  32. Tabachnick WJ: Challenges in predicting climate and environmental effects on vector-borne disease episystems in a changing world. J Exper Biol. 2010, 213: 946-954. 10.1242/jeb.037564.View ArticleGoogle Scholar
  33. Gould EA, Higgs S: Impact of climate change and other factors on emerging arbovirus diseases. Trans R Soc Trop Med Hyg. 2009, 103: 109-121. 10.1016/j.trstmh.2008.07.025.PubMed CentralView ArticlePubMedGoogle Scholar
  34. Epstein PR: Chikungunya fever resurgence and global warming. Amer J Trop Med Hyg. 2007, 76: 403-404.Google Scholar
  35. Gubler DJ: The global threat of emergent/re-emergent vector-borne diseases. Vector Biology, Ecology and Control. Edited by: Atkinson PW. 2010, Springer, New York, 39-62.View ArticleGoogle Scholar
  36. Goddard LB, Roth AE, Reisen WK, Scott TW: Vector competence of California mosquitoes for West Nile virus. Emerg Infect Dis. 2002, 8: 1385-1391. 10.3201/eid0812.020536.PubMed CentralView ArticlePubMedGoogle Scholar
  37. Reisen WK, Milby MM, Bock ME: The effects of immature stress on selected events in the life history of Culex tarsalis. Mosq News. 1984, 44: 385-395.Google Scholar
  38. Agnew P, Haussy C, Michalakis Y: Effects of density and larval competition on selected life history traits of Culex pipiens quinquefasciatus (Diptera: Culicidae). J Med Entomol. 2000, 37: 732-735. 10.1603/0022-2585-37.5.732.View ArticlePubMedGoogle Scholar
  39. Nasci RN, Mitchell CJ: Larval diet, adult size, and susceptibility of Aedes aegypti (Diptera: Culicidae) to infection with Ross River virus. J Med Entomol. 1994, 31: 123-126.View ArticlePubMedGoogle Scholar
  40. Paaijmans KP, Blanford S, Bell AS, Blanford JI, Read AF, Thomas MB: Influence of climate on malaria transmission depends on daily temperature variation. Proc Natl Acad Sci. 2010, 107: 15135-15139. 10.1073/pnas.1006422107.PubMed CentralView ArticlePubMedGoogle Scholar

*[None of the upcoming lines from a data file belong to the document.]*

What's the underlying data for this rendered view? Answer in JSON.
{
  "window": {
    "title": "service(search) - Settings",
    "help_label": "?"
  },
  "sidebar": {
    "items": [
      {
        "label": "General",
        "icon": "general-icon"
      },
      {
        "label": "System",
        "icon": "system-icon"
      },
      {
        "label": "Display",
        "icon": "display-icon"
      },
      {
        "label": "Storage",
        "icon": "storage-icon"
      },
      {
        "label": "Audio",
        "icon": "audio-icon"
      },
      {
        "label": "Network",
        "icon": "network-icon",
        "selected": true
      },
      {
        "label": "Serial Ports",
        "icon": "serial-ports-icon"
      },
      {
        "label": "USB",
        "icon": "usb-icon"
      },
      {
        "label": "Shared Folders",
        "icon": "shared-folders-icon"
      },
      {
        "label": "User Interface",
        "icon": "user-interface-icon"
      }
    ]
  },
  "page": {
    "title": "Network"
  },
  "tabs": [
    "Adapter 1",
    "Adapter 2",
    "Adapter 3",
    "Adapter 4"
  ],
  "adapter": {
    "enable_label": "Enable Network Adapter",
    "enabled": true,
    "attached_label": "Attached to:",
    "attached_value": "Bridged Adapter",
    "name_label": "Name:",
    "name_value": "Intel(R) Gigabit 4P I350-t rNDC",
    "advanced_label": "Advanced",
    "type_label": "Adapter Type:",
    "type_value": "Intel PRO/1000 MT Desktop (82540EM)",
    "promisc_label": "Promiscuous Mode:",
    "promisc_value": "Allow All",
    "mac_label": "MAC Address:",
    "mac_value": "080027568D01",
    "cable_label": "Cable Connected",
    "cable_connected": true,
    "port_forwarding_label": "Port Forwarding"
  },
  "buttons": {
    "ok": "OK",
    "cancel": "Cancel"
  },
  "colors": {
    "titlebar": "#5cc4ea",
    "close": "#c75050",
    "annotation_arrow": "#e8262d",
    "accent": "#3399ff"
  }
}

Copyright

© Dodson et al.; licensee BioMed Central Ltd. 2012

This article is published under license to BioMed Central Ltd. This is an Open Access article distributed under the terms of the Creative Commons Attribution License (http://creativecommons.org/licenses/by/2.0), which permits unrestricted use, distribution, and reproduction in any medium, provided the original work is properly cited.

Comments

By submitting a comment you agree to abide by our Terms and Community Guidelines. If you find something abusive or that does not comply with our terms or guidelines please flag it as inappropriate.

Advertisement